## ASSIGNMENT
An exact copy of all the data, minus the images, is required.

[Records contained in a dataset]

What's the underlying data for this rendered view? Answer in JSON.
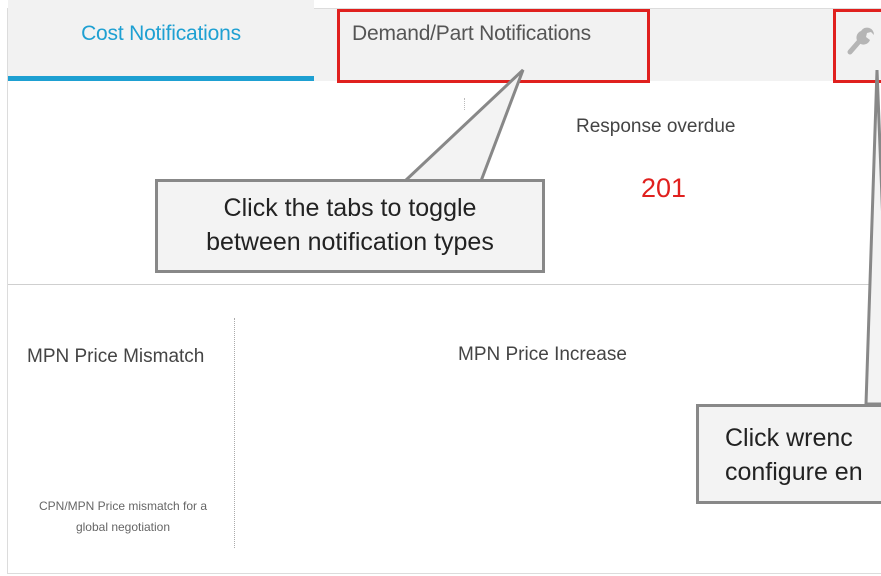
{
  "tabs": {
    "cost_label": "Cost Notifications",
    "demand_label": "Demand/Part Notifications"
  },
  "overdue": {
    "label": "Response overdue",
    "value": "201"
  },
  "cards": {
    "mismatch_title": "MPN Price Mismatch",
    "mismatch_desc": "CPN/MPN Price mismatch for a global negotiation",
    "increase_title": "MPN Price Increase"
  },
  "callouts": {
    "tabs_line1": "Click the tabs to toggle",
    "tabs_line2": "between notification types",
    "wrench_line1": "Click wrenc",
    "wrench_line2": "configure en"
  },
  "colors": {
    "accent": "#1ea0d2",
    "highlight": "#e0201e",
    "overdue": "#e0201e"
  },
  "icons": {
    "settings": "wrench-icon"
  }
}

## TASK RESULT
What's the underlying data for this rendered view? Answer in JSON.
{
  "tabs": {
    "cost_label": "Cost Notifications",
    "demand_label": "Demand/Part Notifications"
  },
  "overdue": {
    "label": "Response overdue",
    "value": "201"
  },
  "cards": {
    "mismatch_title": "MPN Price Mismatch",
    "mismatch_desc": "CPN/MPN Price mismatch for a global negotiation",
    "increase_title": "MPN Price Increase"
  },
  "callouts": {
    "tabs_line1": "Click the tabs to toggle",
    "tabs_line2": "between notification types",
    "wrench_line1": "Click wrenc",
    "wrench_line2": "configure en"
  },
  "colors": {
    "accent": "#1ea0d2",
    "highlight": "#e0201e",
    "overdue": "#e0201e"
  },
  "icons": {
    "settings": "wrench-icon"
  }
}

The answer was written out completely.